● **WHAT NEEDS TO BE DONE**
Among the records, find the lines that hold the string "title" and return them.

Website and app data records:
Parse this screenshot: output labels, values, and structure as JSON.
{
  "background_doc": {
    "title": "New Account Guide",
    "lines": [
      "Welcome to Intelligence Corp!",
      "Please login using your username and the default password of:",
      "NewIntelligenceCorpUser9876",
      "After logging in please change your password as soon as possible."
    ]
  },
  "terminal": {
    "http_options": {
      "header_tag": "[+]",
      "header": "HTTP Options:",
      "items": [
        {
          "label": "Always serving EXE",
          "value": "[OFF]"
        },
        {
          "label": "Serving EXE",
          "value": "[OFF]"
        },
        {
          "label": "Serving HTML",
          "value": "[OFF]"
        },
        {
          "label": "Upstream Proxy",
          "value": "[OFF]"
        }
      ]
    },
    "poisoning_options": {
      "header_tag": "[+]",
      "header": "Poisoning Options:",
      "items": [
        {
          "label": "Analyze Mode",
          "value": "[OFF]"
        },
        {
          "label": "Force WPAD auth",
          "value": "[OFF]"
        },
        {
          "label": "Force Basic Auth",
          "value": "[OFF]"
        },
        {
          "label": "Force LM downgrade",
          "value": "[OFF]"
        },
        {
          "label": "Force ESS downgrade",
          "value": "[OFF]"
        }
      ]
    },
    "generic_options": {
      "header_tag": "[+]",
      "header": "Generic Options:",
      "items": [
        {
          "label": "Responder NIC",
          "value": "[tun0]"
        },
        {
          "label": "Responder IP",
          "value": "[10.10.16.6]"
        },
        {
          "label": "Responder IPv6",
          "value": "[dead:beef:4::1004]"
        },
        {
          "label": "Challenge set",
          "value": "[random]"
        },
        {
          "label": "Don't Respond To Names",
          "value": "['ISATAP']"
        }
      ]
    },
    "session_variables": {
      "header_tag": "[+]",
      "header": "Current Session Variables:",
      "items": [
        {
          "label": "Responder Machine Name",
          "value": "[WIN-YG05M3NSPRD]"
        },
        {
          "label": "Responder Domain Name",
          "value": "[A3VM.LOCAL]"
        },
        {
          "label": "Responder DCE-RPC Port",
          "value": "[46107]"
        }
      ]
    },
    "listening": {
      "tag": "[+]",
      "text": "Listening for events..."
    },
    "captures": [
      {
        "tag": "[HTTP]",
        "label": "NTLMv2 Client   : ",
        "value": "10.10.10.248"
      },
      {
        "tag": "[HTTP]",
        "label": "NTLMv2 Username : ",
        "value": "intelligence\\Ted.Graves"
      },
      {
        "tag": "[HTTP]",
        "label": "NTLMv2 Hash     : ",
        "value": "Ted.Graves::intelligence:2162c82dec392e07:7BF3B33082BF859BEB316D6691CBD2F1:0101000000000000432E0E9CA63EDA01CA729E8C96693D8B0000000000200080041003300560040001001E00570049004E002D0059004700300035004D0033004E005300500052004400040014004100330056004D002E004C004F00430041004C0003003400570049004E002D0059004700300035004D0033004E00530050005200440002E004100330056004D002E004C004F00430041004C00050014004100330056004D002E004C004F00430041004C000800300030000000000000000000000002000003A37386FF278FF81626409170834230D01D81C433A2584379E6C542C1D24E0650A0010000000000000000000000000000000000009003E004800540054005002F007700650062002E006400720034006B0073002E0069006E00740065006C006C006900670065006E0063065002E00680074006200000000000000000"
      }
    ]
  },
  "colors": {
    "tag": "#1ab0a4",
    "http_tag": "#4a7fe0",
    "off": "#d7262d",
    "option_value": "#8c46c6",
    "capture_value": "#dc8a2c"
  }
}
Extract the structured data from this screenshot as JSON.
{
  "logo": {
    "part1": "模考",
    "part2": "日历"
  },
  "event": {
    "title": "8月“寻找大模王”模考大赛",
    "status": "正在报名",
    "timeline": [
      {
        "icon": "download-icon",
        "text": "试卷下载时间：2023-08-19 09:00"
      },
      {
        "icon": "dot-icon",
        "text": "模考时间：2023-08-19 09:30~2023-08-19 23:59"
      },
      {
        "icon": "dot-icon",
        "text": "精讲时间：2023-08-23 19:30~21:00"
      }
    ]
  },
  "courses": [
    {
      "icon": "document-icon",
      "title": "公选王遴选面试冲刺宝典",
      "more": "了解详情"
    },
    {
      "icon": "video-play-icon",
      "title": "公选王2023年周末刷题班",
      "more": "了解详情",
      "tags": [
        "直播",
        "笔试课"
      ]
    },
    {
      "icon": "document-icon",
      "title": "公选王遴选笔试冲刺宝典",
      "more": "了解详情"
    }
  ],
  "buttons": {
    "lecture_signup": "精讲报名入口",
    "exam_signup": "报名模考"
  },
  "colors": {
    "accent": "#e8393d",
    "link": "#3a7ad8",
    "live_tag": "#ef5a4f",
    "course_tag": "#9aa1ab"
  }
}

● **OUTPUT OF THE TASK**
    "title": "New Account Guide",
    "title": "8月“寻找大模王”模考大赛",
      "title": "公选王遴选面试冲刺宝典",
      "title": "公选王2023年周末刷题班",
      "title": "公选王遴选笔试冲刺宝典",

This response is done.